Copy every entry word for word, but skip the pictures.

---

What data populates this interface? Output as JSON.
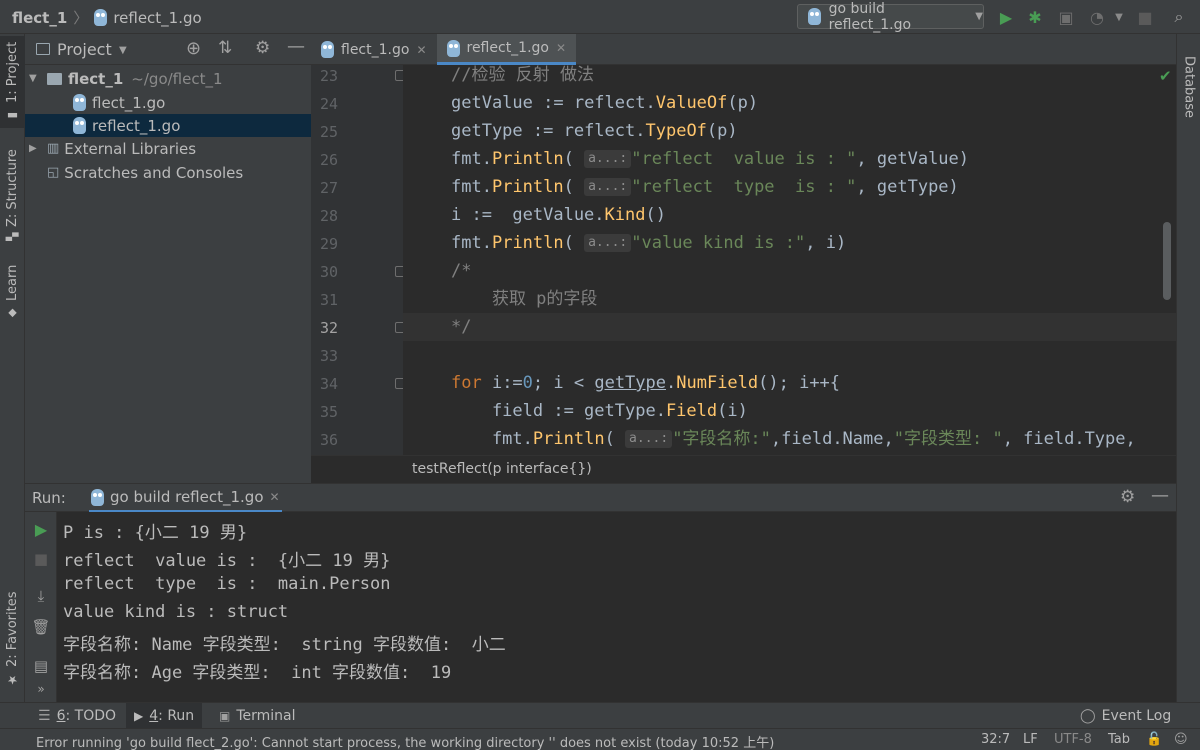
{
  "titlebar": {
    "project": "flect_1",
    "file": "reflect_1.go",
    "run_config": "go build reflect_1.go"
  },
  "left_tools": {
    "project": "1: Project",
    "structure": "Z: Structure",
    "learn": "Learn",
    "favorites": "2: Favorites"
  },
  "right_tools": {
    "database": "Database"
  },
  "project_panel": {
    "title": "Project",
    "tree": {
      "root_name": "flect_1",
      "root_path": "~/go/flect_1",
      "files": [
        "flect_1.go",
        "reflect_1.go"
      ],
      "external": "External Libraries",
      "scratches": "Scratches and Consoles"
    }
  },
  "editor": {
    "tabs": [
      {
        "label": "flect_1.go",
        "active": false
      },
      {
        "label": "reflect_1.go",
        "active": true
      }
    ],
    "line_numbers": [
      "23",
      "24",
      "25",
      "26",
      "27",
      "28",
      "29",
      "30",
      "31",
      "32",
      "33",
      "34",
      "35",
      "36"
    ],
    "current_line": "32",
    "hint": "a...:",
    "lines": {
      "l23": "//检验 反射 做法",
      "l24_var": "getValue := ",
      "l24_pkg": "reflect",
      "l24_fn": "ValueOf",
      "l24_rest": "(p)",
      "l25_var": "getType := ",
      "l25_pkg": "reflect",
      "l25_fn": "TypeOf",
      "l25_rest": "(p)",
      "l26_pkg": "fmt",
      "l26_fn": "Println",
      "l26_str": "\"reflect  value is : \"",
      "l26_rest": ", getValue)",
      "l27_pkg": "fmt",
      "l27_fn": "Println",
      "l27_str": "\"reflect  type  is : \"",
      "l27_rest": ", getType)",
      "l28_var": "i :=  getValue.",
      "l28_fn": "Kind",
      "l28_rest": "()",
      "l29_pkg": "fmt",
      "l29_fn": "Println",
      "l29_str": "\"value kind is :\"",
      "l29_rest": ", i)",
      "l30": "/*",
      "l31": "    获取 p的字段",
      "l32": "*/",
      "l34_kw": "for",
      "l34_a": " i:=",
      "l34_num": "0",
      "l34_b": "; i < ",
      "l34_fn1": "getType",
      "l34_c": ".",
      "l34_fn2": "NumField",
      "l34_d": "(); i++{",
      "l35_var": "    field := getType.",
      "l35_fn": "Field",
      "l35_rest": "(i)",
      "l36_pkg": "    fmt",
      "l36_fn": "Println",
      "l36_str1": "\"字段名称:\"",
      "l36_mid": ",field.Name,",
      "l36_str2": "\"字段类型: \"",
      "l36_rest": ", field.Type,"
    },
    "breadcrumb": "testReflect(p interface{})"
  },
  "run_panel": {
    "label": "Run:",
    "tab": "go build reflect_1.go",
    "output": [
      "P is : {小二 19 男}",
      "reflect  value is :  {小二 19 男}",
      "reflect  type  is :  main.Person",
      "value kind is : struct",
      "字段名称: Name 字段类型:  string 字段数值:  小二",
      "字段名称: Age 字段类型:  int 字段数值:  19"
    ]
  },
  "bottom_tabs": {
    "todo_num": "6",
    "todo": ": TODO",
    "run_num": "4",
    "run": ": Run",
    "terminal": "Terminal",
    "event_log": "Event Log"
  },
  "status": {
    "message": "Error running 'go build flect_2.go': Cannot start process, the working directory '' does not exist (today 10:52 上午)",
    "position": "32:7",
    "line_sep": "LF",
    "encoding": "UTF-8",
    "indent": "Tab"
  },
  "colors": {
    "bg": "#2b2b2b",
    "panel": "#3c3f41",
    "keyword": "#cc7832",
    "function": "#ffc66d",
    "string": "#6a8759",
    "comment": "#808080",
    "run_green": "#499c54",
    "selection": "#0d293e"
  }
}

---

-- ANSWER FOR THE TASK --
What data populates this interface? Output as JSON.
{
  "titlebar": {
    "project": "flect_1",
    "file": "reflect_1.go",
    "run_config": "go build reflect_1.go"
  },
  "left_tools": {
    "project": "1: Project",
    "structure": "Z: Structure",
    "learn": "Learn",
    "favorites": "2: Favorites"
  },
  "right_tools": {
    "database": "Database"
  },
  "project_panel": {
    "title": "Project",
    "tree": {
      "root_name": "flect_1",
      "root_path": "~/go/flect_1",
      "files": [
        "flect_1.go",
        "reflect_1.go"
      ],
      "external": "External Libraries",
      "scratches": "Scratches and Consoles"
    }
  },
  "editor": {
    "tabs": [
      {
        "label": "flect_1.go",
        "active": false
      },
      {
        "label": "reflect_1.go",
        "active": true
      }
    ],
    "line_numbers": [
      "23",
      "24",
      "25",
      "26",
      "27",
      "28",
      "29",
      "30",
      "31",
      "32",
      "33",
      "34",
      "35",
      "36"
    ],
    "current_line": "32",
    "hint": "a...:",
    "lines": {
      "l23": "//检验 反射 做法",
      "l24_var": "getValue := ",
      "l24_pkg": "reflect",
      "l24_fn": "ValueOf",
      "l24_rest": "(p)",
      "l25_var": "getType := ",
      "l25_pkg": "reflect",
      "l25_fn": "TypeOf",
      "l25_rest": "(p)",
      "l26_pkg": "fmt",
      "l26_fn": "Println",
      "l26_str": "\"reflect  value is : \"",
      "l26_rest": ", getValue)",
      "l27_pkg": "fmt",
      "l27_fn": "Println",
      "l27_str": "\"reflect  type  is : \"",
      "l27_rest": ", getType)",
      "l28_var": "i :=  getValue.",
      "l28_fn": "Kind",
      "l28_rest": "()",
      "l29_pkg": "fmt",
      "l29_fn": "Println",
      "l29_str": "\"value kind is :\"",
      "l29_rest": ", i)",
      "l30": "/*",
      "l31": "    获取 p的字段",
      "l32": "*/",
      "l34_kw": "for",
      "l34_a": " i:=",
      "l34_num": "0",
      "l34_b": "; i < ",
      "l34_fn1": "getType",
      "l34_c": ".",
      "l34_fn2": "NumField",
      "l34_d": "(); i++{",
      "l35_var": "    field := getType.",
      "l35_fn": "Field",
      "l35_rest": "(i)",
      "l36_pkg": "    fmt",
      "l36_fn": "Println",
      "l36_str1": "\"字段名称:\"",
      "l36_mid": ",field.Name,",
      "l36_str2": "\"字段类型: \"",
      "l36_rest": ", field.Type,"
    },
    "breadcrumb": "testReflect(p interface{})"
  },
  "run_panel": {
    "label": "Run:",
    "tab": "go build reflect_1.go",
    "output": [
      "P is : {小二 19 男}",
      "reflect  value is :  {小二 19 男}",
      "reflect  type  is :  main.Person",
      "value kind is : struct",
      "字段名称: Name 字段类型:  string 字段数值:  小二",
      "字段名称: Age 字段类型:  int 字段数值:  19"
    ]
  },
  "bottom_tabs": {
    "todo_num": "6",
    "todo": ": TODO",
    "run_num": "4",
    "run": ": Run",
    "terminal": "Terminal",
    "event_log": "Event Log"
  },
  "status": {
    "message": "Error running 'go build flect_2.go': Cannot start process, the working directory '' does not exist (today 10:52 上午)",
    "position": "32:7",
    "line_sep": "LF",
    "encoding": "UTF-8",
    "indent": "Tab"
  },
  "colors": {
    "bg": "#2b2b2b",
    "panel": "#3c3f41",
    "keyword": "#cc7832",
    "function": "#ffc66d",
    "string": "#6a8759",
    "comment": "#808080",
    "run_green": "#499c54",
    "selection": "#0d293e"
  }
}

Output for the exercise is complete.